▶ **Exercise details**
Every line in the records below with the string "find" is to be copied out.

━━━━━━━━━━

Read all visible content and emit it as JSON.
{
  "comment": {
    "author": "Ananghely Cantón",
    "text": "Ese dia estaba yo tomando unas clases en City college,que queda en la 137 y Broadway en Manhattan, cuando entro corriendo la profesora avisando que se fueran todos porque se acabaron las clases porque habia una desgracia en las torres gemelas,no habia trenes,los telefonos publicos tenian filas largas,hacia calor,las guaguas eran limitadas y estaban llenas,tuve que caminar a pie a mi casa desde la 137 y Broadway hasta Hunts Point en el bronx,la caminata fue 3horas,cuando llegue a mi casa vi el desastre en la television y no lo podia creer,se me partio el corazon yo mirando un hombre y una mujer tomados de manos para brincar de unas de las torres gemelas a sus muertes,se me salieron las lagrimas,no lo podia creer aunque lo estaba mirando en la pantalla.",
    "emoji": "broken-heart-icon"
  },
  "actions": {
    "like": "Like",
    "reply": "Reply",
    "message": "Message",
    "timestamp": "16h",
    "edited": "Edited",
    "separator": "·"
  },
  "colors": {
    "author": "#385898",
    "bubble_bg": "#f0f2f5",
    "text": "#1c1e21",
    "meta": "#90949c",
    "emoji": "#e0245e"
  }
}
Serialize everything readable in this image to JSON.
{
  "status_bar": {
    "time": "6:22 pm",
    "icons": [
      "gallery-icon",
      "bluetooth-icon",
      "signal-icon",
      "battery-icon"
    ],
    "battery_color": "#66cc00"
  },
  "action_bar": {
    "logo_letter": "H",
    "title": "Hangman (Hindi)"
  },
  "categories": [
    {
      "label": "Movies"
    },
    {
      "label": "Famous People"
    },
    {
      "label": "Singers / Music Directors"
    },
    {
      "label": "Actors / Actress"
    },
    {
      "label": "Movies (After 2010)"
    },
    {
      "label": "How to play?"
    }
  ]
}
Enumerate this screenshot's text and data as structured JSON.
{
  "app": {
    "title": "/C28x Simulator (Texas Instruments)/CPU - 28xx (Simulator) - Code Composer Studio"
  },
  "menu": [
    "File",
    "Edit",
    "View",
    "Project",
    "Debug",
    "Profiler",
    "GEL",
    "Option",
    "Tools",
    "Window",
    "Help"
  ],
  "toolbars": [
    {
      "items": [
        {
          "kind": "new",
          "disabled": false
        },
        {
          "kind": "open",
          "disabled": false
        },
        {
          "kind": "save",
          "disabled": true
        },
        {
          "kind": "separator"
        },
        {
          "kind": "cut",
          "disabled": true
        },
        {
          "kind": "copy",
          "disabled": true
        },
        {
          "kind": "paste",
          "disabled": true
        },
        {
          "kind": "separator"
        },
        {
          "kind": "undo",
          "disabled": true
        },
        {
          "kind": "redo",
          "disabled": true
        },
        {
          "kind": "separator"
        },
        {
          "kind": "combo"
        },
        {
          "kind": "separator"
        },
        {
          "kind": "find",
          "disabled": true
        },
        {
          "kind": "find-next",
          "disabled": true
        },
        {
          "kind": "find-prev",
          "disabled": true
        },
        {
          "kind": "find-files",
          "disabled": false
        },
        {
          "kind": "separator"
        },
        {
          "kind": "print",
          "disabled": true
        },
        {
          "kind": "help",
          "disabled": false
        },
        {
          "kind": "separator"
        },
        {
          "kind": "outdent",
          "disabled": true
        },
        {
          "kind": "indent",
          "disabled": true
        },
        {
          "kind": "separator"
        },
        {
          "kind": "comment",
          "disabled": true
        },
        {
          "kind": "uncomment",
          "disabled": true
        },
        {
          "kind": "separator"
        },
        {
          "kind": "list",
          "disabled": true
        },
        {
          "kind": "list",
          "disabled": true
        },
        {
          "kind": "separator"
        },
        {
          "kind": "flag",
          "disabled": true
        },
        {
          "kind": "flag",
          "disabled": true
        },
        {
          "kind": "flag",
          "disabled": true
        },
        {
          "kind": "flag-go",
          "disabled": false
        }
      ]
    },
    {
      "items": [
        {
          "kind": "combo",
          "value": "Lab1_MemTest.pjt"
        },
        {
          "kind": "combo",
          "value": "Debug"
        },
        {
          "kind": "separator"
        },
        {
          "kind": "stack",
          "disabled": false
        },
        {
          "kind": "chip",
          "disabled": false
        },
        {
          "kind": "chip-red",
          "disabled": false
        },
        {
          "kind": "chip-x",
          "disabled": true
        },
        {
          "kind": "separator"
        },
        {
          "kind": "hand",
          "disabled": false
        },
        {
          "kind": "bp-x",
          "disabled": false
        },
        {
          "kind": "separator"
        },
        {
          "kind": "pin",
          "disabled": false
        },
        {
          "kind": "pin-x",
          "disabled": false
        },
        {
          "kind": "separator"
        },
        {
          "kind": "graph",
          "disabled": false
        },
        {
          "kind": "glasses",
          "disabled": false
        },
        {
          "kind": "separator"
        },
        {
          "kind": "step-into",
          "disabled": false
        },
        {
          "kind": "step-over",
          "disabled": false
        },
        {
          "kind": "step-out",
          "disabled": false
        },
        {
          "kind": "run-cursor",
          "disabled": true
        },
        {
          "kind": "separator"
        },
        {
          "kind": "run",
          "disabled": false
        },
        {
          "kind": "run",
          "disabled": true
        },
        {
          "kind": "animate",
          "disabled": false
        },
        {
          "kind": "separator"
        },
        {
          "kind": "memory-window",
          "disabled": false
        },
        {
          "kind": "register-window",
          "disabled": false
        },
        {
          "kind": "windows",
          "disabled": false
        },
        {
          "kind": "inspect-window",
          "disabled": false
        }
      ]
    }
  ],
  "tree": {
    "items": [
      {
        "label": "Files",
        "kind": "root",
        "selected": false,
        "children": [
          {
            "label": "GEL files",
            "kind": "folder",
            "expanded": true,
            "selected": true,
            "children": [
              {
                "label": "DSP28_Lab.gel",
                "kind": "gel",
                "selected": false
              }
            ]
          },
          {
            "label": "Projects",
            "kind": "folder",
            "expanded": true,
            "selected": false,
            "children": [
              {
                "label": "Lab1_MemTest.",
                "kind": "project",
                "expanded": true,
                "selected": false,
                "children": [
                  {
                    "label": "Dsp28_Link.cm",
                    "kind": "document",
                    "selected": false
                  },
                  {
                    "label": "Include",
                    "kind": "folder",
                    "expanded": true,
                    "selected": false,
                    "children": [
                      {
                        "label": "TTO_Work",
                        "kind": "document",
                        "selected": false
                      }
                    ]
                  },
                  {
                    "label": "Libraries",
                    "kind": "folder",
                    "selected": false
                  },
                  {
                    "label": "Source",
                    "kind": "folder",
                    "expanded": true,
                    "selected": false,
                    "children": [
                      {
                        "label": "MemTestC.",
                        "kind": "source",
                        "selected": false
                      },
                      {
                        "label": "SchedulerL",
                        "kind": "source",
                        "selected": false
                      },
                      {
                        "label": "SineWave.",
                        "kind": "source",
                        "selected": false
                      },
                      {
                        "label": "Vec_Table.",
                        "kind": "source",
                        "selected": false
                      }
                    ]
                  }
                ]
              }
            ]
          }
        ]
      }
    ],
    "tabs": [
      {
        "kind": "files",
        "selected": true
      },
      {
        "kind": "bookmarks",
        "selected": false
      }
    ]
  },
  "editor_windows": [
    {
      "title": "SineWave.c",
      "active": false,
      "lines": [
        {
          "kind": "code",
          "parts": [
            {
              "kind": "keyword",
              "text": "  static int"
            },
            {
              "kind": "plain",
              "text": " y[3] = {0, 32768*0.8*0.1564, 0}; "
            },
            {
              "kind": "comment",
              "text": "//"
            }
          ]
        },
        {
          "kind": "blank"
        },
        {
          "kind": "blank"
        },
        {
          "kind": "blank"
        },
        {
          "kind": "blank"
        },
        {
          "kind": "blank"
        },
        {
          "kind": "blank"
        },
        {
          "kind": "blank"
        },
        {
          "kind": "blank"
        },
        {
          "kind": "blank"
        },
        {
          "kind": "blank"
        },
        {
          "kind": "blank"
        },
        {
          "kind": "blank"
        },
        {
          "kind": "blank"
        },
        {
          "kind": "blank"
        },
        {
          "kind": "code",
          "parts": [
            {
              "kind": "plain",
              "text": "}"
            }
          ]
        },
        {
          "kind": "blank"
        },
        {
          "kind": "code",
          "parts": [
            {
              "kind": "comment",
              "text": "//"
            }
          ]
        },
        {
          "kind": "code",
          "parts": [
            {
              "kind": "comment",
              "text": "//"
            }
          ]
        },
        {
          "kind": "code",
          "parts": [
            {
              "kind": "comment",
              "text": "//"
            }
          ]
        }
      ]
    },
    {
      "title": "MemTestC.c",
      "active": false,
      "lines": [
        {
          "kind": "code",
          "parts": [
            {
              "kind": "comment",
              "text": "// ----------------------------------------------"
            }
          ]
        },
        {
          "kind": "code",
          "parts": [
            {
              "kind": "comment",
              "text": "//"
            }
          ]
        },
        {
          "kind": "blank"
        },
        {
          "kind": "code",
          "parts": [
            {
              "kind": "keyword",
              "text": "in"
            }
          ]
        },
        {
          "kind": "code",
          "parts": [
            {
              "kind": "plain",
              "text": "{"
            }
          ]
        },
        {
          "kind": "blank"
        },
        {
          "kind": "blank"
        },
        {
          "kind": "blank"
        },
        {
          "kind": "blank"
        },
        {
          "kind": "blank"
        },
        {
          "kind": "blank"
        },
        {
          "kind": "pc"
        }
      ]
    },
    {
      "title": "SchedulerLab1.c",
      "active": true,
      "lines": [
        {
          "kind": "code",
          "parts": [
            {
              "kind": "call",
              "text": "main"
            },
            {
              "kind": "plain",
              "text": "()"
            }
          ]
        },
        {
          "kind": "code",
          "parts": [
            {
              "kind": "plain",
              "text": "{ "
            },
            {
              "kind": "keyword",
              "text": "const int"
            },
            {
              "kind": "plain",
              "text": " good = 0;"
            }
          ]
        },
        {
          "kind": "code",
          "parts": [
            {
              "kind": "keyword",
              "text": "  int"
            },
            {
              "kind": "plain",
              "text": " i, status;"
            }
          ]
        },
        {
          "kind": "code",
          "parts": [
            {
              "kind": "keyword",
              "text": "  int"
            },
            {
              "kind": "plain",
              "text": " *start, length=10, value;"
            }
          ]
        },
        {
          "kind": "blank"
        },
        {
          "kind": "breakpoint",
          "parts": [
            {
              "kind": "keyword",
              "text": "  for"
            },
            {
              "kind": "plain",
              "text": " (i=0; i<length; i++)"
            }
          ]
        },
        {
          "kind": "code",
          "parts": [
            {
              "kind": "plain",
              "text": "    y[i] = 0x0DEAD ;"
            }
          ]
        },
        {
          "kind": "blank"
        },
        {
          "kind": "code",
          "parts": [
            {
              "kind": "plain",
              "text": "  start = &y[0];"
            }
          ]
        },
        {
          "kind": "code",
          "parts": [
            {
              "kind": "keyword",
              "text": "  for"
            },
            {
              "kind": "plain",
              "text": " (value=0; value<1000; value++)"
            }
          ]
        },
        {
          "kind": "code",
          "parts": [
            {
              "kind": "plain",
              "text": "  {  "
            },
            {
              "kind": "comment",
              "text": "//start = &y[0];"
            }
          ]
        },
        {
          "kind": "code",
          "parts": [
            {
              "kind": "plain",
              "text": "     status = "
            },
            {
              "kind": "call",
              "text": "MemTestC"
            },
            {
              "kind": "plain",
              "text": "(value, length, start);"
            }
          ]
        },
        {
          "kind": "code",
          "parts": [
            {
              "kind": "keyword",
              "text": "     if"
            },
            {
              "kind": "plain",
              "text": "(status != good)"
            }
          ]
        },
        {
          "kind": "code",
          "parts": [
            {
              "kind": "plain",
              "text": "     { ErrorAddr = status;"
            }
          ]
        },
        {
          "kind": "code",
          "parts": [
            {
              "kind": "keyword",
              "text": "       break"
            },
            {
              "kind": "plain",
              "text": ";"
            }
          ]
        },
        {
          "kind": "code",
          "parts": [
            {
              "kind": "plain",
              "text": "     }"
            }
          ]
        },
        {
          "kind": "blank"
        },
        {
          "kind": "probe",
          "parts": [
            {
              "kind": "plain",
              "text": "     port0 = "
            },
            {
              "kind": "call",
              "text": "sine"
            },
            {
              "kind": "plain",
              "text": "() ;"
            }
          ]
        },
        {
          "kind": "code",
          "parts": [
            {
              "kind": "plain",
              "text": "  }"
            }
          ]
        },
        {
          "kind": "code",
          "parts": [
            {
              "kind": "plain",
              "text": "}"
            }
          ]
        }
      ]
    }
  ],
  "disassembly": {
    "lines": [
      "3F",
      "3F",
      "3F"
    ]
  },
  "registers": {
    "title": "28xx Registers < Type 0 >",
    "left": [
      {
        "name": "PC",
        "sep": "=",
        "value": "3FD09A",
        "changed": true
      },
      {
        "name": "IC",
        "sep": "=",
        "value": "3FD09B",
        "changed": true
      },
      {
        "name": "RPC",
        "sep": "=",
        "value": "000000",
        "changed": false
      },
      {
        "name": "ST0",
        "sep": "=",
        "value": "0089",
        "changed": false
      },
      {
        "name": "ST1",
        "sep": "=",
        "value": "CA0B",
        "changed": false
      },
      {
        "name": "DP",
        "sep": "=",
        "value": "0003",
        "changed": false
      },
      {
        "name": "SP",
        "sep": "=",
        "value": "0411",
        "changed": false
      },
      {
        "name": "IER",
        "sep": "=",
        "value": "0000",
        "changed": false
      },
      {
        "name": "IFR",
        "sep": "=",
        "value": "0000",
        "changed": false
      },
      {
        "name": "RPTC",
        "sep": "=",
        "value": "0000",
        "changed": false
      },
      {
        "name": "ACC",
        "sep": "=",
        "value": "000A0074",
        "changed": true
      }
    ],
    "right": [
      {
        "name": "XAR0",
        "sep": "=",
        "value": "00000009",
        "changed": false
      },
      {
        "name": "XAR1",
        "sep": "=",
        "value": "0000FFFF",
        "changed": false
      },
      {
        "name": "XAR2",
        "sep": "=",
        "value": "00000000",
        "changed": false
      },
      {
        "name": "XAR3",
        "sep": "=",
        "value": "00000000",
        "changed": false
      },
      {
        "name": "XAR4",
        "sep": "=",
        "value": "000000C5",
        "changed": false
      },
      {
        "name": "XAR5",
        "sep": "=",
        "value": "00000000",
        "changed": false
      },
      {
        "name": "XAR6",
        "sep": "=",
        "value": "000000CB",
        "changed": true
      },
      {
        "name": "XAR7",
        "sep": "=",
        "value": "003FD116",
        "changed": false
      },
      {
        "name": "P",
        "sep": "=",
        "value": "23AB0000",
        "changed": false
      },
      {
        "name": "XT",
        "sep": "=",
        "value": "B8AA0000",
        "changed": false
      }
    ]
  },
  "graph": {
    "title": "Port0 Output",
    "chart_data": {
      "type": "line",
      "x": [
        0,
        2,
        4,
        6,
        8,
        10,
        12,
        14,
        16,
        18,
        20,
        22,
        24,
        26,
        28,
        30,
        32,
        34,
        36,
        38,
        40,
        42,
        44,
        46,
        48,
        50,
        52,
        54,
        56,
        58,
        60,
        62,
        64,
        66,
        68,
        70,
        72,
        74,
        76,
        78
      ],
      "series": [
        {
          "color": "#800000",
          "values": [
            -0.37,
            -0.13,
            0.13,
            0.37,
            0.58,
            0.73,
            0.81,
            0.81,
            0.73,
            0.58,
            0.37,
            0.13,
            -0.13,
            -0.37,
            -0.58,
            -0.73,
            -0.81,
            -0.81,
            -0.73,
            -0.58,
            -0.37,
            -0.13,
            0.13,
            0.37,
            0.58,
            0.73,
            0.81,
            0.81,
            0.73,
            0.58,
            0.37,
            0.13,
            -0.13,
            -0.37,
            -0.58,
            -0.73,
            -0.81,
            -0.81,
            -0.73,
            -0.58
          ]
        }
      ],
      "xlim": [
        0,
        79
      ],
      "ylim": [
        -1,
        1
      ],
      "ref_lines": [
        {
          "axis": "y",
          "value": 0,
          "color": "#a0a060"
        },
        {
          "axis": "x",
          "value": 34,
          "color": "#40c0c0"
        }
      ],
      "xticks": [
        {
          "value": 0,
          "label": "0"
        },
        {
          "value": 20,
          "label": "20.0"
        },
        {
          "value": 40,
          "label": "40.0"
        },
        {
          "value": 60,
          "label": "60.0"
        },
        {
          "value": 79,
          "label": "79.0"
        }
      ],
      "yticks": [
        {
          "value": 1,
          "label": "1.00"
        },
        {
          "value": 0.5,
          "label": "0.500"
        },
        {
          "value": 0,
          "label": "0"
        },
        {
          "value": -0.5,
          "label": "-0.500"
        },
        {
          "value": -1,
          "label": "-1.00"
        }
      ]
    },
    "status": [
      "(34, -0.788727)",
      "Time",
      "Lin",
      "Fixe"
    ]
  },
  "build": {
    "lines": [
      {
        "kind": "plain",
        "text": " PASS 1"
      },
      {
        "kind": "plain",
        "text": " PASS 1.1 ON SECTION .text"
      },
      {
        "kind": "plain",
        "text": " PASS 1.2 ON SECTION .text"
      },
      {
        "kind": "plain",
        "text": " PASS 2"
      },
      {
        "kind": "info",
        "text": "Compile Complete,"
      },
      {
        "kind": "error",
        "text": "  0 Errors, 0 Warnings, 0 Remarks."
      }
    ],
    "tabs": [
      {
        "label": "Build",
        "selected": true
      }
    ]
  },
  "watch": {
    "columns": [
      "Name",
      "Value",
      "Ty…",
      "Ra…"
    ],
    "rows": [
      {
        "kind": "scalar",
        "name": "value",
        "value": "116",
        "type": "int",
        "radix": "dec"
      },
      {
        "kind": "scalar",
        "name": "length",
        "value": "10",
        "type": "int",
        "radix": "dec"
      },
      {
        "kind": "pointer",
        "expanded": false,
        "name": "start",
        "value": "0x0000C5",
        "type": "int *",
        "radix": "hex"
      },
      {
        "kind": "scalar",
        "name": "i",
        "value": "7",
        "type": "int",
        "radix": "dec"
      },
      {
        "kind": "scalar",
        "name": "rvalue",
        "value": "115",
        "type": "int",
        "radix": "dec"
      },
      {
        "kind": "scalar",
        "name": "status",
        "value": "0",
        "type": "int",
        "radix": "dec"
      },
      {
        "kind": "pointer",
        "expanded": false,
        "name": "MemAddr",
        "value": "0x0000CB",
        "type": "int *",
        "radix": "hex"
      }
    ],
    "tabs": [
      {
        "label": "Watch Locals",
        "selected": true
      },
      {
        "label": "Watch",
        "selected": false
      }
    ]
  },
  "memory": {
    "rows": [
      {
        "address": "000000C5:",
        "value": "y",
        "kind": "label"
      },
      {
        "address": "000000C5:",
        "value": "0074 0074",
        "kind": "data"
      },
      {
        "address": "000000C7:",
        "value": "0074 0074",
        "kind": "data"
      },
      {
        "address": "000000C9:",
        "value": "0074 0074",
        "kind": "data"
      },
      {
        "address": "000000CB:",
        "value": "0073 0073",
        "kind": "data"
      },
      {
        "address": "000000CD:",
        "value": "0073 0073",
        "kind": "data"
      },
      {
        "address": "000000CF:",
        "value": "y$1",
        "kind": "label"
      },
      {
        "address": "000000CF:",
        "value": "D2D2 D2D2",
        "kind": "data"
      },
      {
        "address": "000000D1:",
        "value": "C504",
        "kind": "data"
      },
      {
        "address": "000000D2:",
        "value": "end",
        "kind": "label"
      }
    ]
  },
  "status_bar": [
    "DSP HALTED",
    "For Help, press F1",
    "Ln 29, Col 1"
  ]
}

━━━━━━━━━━

▶ **Solution for this task**
          "kind": "find",
          "kind": "find-next",
          "kind": "find-prev",
          "kind": "find-files",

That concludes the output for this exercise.